Senator Demands Answers After Deported Marine Blocked From Entering US for Citizenship Interview

An Illinois Senator is demanding answers from the Trump administration about the denial of a citizenship interview for a US Marine.

Last month, Roman Sabal was traveling from his home country of Belize to Tijuana, Mexico to attend an appointment with US Citizenship and Immigration Services (USCIS) in San Diego, California, The San Diego Union-Tribune previously reported. When he reached the San Ysidro Port of Entry in California with his attorney, Victoria Starrett, border officials reportedly turned him away.

Sabal, 58, came to the US with a tourist visa hoping to become a Marine. He joined the Marine Corps in 1987 and, at the time, told his recruiter that he was a US citizen. He eventually told the truth and was told at boot camp it was not an issue.

"I was told, 'Don't worry about it. You're a Marine now. You'll be OK,'" Sabal said, according to The San Diego Union-Tribune. "I learned later on that wasn't true."

He met his wife in Jacksonville, Florida, and they started their family. He began the citizenship process in 1995 but never heard a final answer on his application. In the 2000s, Sabal traveled back to Belize for medical help with his diabetes. When he tried to re-enter the US in Chicago, where his family had been living, he had trouble getting through customs, according to the publication.

The government opened an immigration court hearing against Sabal, but he told the publication he was never told about his hearing date. He returned to Belize to be medically treated for his diabetes again and when he tried to enter the US, he was told a judge had previously ordered him to be deported, The San Diego Union-Tribune previously reported.

On August 8, Senator Tammy Duckworth, who is a combat veteran, wrote a letter to the US Department of Homeland Security and to the US Department of State asking the agencies to allow Sabal to re-enter the country so he can attend his citizenship interview and be reunited with his family.

“This lack of clarity deprives Veterans of a fair chance for citizenship and further delays the naturalization process,” Duckworth wrote.

“Missing a citizenship interview can add several months to the process — an unnecessary delay that can be avoided with appropriate Federal guidance. Media outlets indicate that there are numerous Veterans with citizenship cases who will likely face significant challenges to enter the United States for their naturalization interview.

“Unfortunately, the current policy is ambiguous and complex,” the letter continues. “Given that a Veteran who served honorably in the U.S. Armed Forces is currently stuck at the San Ysidro Port of Entry, we urge you to take immediate action to ensure he can attend his naturalization interview.”

In April, Duckworth, along with other Democratic lawmakers, sponsored three bills that would prohibit deportation for US veterans and would grant them health care called: the Veterans Visa and Protection AAct, the Healthcare Opportunities for Patriots in Exiles (HOPE), and the Immigrant Veterans Eligibility Tracking System (I-VETS) Act. The bills were first introduced by Senator Mazie Hirono (D-Hawaii).
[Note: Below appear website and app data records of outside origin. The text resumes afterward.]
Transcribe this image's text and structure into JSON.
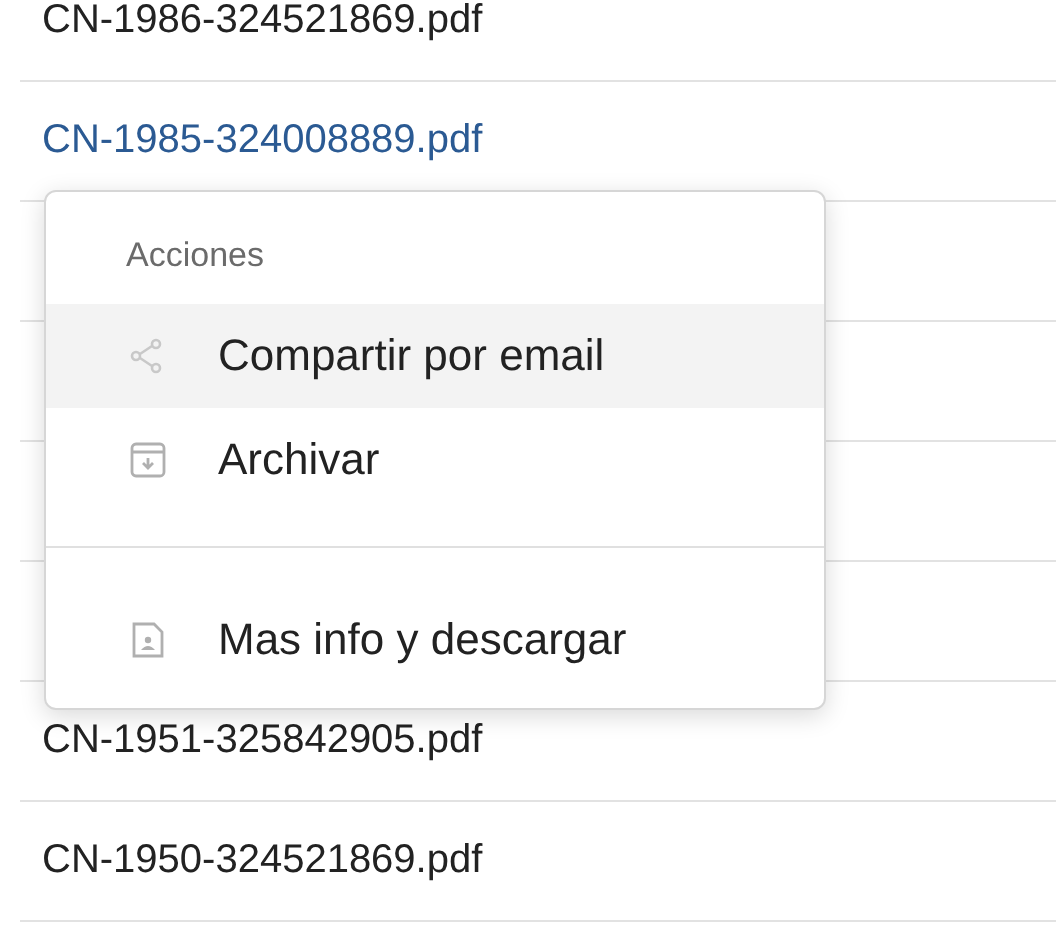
{
  "rows": [
    {
      "name": "CN-1986-324521869.pdf",
      "highlighted": false
    },
    {
      "name": "CN-1985-324008889.pdf",
      "highlighted": true
    },
    {
      "name": "CN-1951-325842905.pdf",
      "highlighted": false
    },
    {
      "name": "CN-1950-324521869.pdf",
      "highlighted": false
    }
  ],
  "menu": {
    "header": "Acciones",
    "groups": [
      [
        {
          "label": "Compartir por email",
          "kind": "share",
          "selected": true
        },
        {
          "label": "Archivar",
          "kind": "archive",
          "selected": false
        }
      ],
      [
        {
          "label": "Mas info y descargar",
          "kind": "document",
          "selected": false
        }
      ]
    ]
  }
}
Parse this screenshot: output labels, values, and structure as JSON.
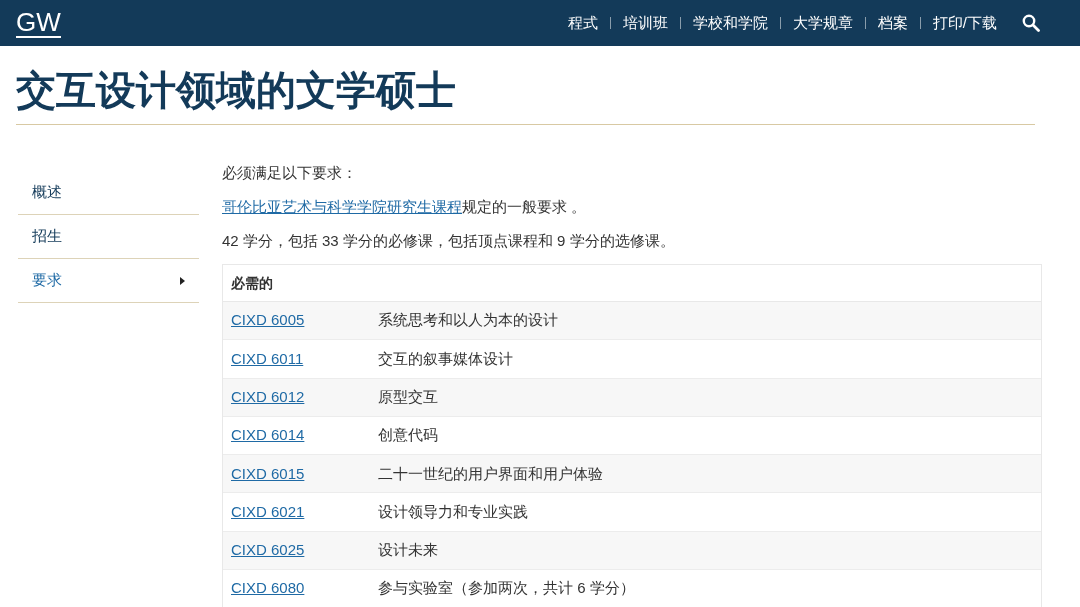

The Veterans Visa and Protection Act of 2019 would create a visa program where “deported veterans may enter the United States as legal permanent residents.” The bill would also “enable legal permanent residents to become naturalized citizens through military service.”

“When immigrants step up to serve our country, it is unacceptable to deny them the very same rights and opportunities they risk their lives defending. We must appropriately recognize these veterans, and that starts with protecting their access to care and their right to remain in their communities,” Hirono said in a statement at the time. “The Veterans Visa and Protection Act, the HOPE Act, and the I-VETS Act would help veterans seek legal permanent residency and citizenship. It would also ensure all veterans can access medical care for service-connected medical conditions.”

In June, an immigration attorney said the Trump administration is trying to scale back a program that gives protection to the undocumented family members of active-duty US service members. Immigration attorney Margaret Stock previously told NPR that President Donald Trump is targeting the “parole in place program,” which is a temporary program that provides protection to the undocumented family members of those serving in the US military.

“It’s going to create chaos in the military,” Stock previously told NPR. “The troops can’t concentrate on their military jobs when they’re worried about their family members being deported.”


About the Author

Maria Perez is a breaking news writer for The North Star. She has an M.A. in Urban Reporting from the CUNY Graduate School of Journalism. She has been published in the various venues, including Newsweek, Juvenile Justice Information Exchange, City Limits, and local newspapers like The Wave and The Home Reporter.